Q. How much water did you use? (How many miles/gallon of water?)
Loose calculations indicate a 365 mile to gallon of water ratio—but don’t quote me until we have some real laboratory numbers.
Q. What is the peak current to the HHO electrolyzer?
Nominally we run @ 55 amps when hot. When there is no pressure in the vessel, I run the cell @ 120amps to make pressure quickly—about 2 minutes from 0psi to 68psi, but this proto PWM has been oven tested at 110F @150A with no problems
Q. Do you have extra batteries, or just the stock 12V Battery?
We have a deep cycle 1500CCA battery which is used to pressurize the vessel and filter out the nasty High frequency from the PWM which when connected to the vehicle battery made the ECU go crazy. We use a battery isolator between the HHO battery and the system alternator. Note : we rebuilt the alternator with a diesel diode bridge to increase it’s output from 138A to 200 A.
With a Smith’s CO2 flow meter from the tig welder, which will measure up to 120 CFH which is equal to 56.63 LPM.
Q. How ‘hot’ is the water temp?
Even with the messed up PWM this mourning with 80 F ambient temperatures, we are running at 122F without the truck moving. Like stated before, we had planned on a water jacket, but just haven’t been there yet!
Q. Did you add any auxiliary cooling or radiators?
No just the wind blowing in the bed of the truck.
Q. What is the max speed running solely on HHO?

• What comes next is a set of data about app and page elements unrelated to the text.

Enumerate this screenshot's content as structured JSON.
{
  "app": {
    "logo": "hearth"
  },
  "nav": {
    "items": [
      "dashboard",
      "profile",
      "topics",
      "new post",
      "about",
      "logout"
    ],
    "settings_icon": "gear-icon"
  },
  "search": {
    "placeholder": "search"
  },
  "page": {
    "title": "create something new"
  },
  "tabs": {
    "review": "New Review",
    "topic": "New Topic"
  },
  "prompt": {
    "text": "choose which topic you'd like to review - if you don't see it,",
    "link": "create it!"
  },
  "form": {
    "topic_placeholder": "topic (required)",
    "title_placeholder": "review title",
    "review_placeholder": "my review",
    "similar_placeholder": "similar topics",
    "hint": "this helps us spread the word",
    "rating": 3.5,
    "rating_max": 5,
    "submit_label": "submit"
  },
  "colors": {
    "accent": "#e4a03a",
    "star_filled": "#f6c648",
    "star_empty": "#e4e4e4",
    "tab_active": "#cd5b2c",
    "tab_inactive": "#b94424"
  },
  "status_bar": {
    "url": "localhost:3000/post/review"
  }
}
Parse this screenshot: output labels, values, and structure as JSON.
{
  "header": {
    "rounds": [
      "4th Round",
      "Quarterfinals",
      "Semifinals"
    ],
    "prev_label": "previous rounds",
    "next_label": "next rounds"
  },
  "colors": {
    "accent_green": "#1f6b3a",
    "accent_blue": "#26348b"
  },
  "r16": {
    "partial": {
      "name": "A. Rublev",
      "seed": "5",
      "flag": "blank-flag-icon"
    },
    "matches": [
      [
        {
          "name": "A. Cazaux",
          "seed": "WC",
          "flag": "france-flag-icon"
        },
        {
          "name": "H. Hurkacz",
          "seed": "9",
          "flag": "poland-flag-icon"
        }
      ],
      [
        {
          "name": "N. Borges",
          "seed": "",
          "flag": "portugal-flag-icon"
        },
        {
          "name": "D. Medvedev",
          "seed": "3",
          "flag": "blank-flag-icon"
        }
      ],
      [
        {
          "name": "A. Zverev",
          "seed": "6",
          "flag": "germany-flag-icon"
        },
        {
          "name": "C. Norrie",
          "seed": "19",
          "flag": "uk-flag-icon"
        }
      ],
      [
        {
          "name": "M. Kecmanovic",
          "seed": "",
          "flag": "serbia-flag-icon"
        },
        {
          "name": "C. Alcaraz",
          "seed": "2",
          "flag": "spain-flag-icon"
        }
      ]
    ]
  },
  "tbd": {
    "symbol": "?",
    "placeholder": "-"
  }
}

The tucks ECU limits us to 109MPH–hmmm someone has been watching me huh—LOL The extra O2 feels a lot like a lightly injected NOS engine. Power is not an issue—burning holes in the piston is more on my concern list.